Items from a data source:
+---+

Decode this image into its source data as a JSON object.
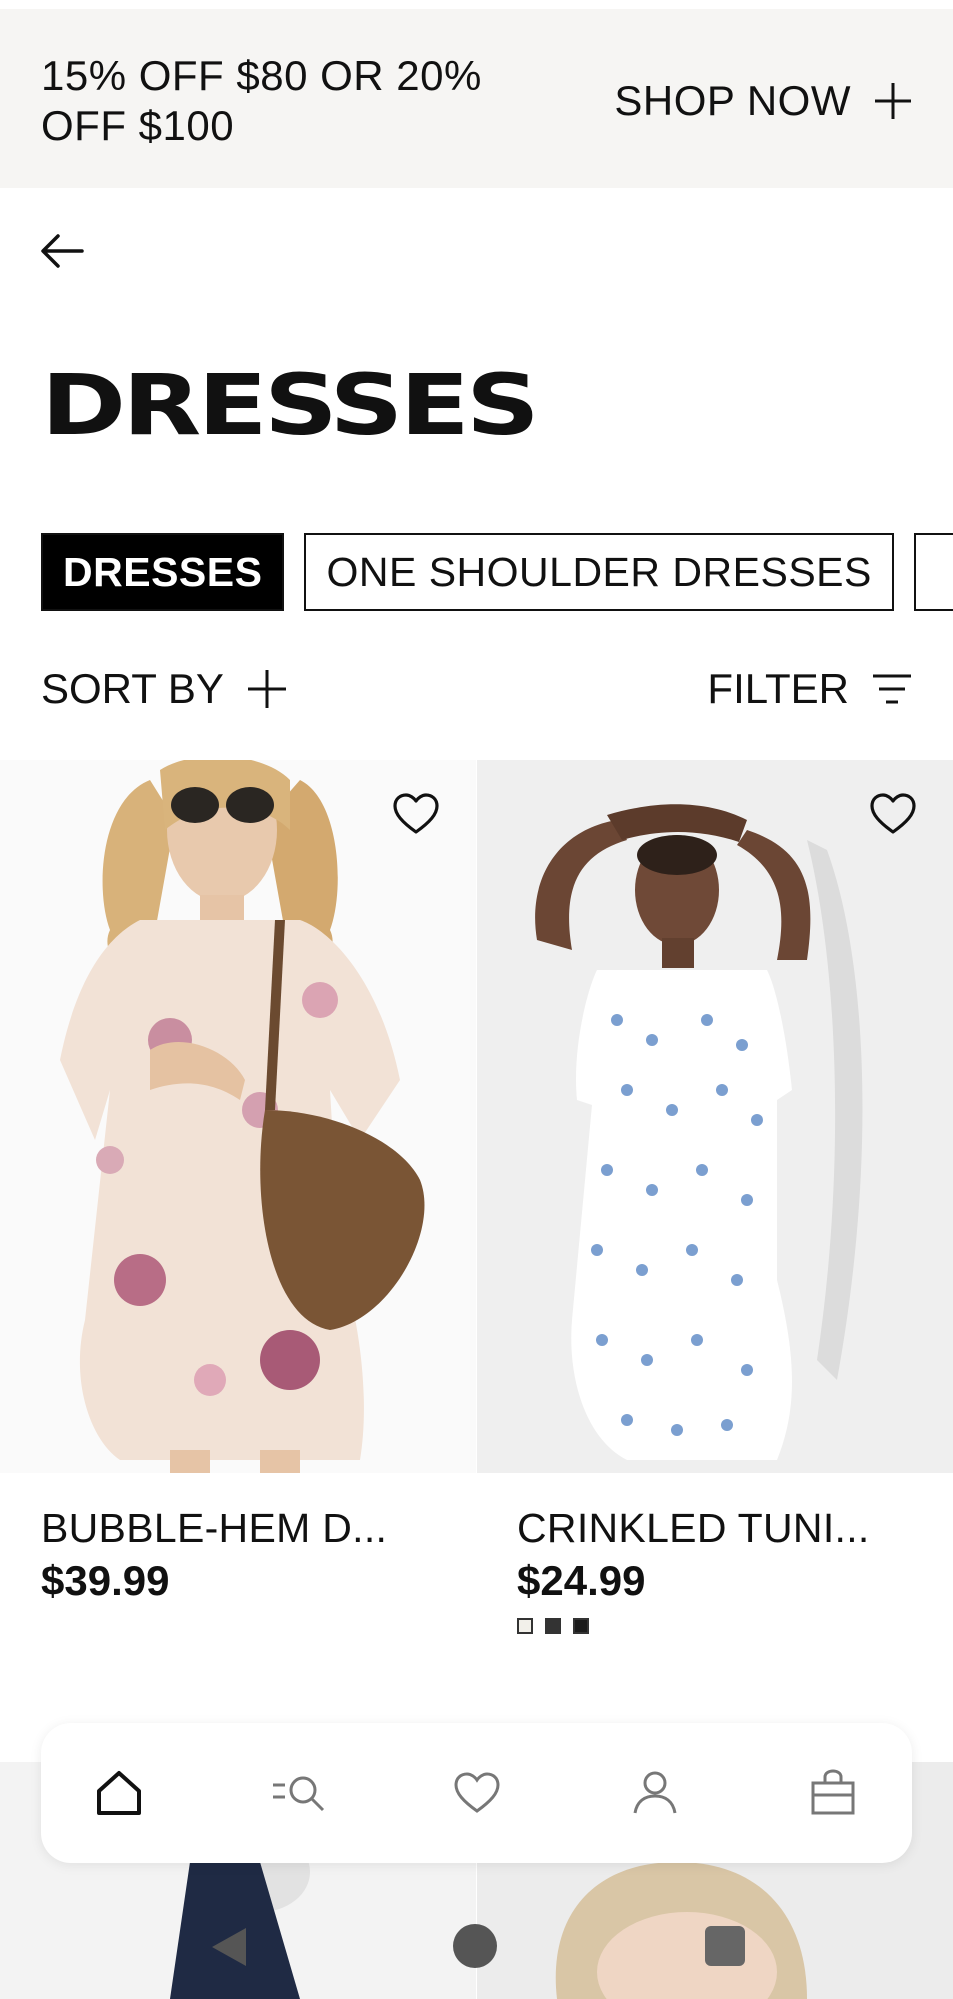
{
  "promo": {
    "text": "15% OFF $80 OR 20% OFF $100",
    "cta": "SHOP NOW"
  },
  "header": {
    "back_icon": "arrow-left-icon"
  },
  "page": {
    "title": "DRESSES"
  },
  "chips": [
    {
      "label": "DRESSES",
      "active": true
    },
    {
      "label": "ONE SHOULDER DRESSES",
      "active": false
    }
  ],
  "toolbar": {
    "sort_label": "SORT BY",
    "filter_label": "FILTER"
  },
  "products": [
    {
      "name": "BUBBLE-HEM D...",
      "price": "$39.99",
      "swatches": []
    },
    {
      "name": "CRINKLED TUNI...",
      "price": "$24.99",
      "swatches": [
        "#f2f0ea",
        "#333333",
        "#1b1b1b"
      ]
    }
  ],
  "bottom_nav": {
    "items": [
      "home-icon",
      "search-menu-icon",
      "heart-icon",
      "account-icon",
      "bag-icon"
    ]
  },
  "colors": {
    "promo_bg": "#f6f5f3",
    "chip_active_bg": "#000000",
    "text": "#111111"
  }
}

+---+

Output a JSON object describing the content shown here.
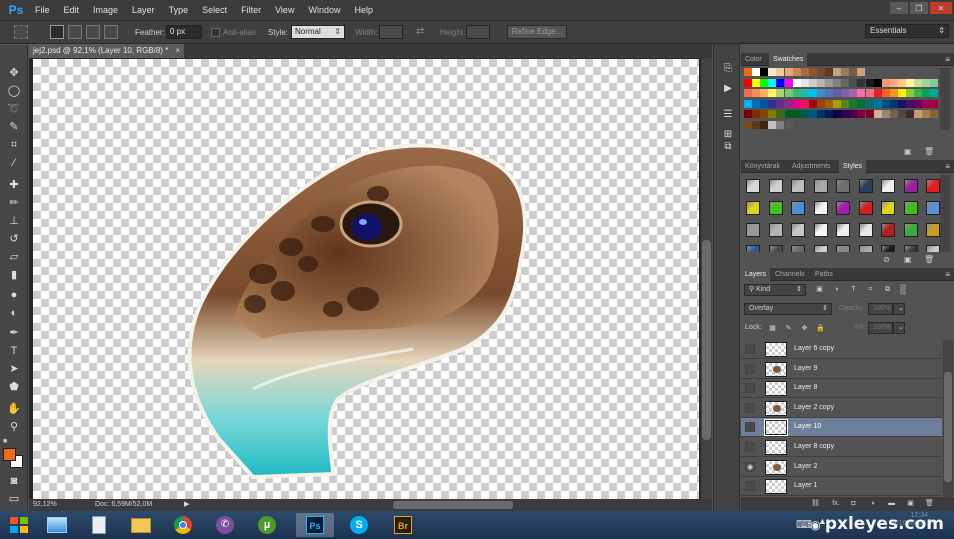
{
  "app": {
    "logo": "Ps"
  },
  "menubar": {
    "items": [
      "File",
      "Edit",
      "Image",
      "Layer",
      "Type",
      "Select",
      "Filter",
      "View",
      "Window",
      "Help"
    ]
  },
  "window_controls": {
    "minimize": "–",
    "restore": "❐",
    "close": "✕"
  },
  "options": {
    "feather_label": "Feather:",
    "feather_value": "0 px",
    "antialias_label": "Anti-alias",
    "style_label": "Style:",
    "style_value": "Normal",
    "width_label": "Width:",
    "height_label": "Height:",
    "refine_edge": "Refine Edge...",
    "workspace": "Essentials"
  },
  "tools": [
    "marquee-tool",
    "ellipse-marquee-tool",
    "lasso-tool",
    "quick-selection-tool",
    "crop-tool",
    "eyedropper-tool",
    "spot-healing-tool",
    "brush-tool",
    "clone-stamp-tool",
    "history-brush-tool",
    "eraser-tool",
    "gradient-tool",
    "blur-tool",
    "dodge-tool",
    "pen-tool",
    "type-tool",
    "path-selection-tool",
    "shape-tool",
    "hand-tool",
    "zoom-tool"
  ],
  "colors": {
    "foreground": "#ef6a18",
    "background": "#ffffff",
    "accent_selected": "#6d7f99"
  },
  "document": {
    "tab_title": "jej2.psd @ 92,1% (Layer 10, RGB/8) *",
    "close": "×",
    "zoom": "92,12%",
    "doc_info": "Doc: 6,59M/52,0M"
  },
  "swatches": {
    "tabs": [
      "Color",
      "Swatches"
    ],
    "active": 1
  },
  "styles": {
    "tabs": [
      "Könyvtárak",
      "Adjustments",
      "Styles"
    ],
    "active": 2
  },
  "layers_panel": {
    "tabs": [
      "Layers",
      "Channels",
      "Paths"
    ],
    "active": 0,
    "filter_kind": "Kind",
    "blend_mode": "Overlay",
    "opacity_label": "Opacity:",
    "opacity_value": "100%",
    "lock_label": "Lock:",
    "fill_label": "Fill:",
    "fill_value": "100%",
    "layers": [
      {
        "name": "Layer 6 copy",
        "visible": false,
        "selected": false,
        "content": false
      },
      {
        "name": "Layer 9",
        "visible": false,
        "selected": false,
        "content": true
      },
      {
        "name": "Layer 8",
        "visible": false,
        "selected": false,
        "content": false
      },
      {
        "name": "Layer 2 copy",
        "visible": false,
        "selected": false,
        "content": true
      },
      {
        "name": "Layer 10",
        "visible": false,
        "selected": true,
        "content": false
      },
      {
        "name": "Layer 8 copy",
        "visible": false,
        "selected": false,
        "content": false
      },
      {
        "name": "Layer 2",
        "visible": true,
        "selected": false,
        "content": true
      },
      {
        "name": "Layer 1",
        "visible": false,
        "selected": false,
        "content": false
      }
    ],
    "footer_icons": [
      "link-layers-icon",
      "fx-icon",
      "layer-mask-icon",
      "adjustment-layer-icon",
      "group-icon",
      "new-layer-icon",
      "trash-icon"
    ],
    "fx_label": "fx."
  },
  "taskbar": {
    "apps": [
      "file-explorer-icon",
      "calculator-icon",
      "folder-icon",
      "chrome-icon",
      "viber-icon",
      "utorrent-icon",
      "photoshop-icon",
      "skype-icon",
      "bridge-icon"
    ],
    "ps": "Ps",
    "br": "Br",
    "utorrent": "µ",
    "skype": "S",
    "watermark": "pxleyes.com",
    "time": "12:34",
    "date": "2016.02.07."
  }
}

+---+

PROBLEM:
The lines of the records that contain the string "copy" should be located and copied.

ANSWER TO THIS TASK:
        "name": "Layer 6 copy",
        "name": "Layer 2 copy",
        "name": "Layer 8 copy",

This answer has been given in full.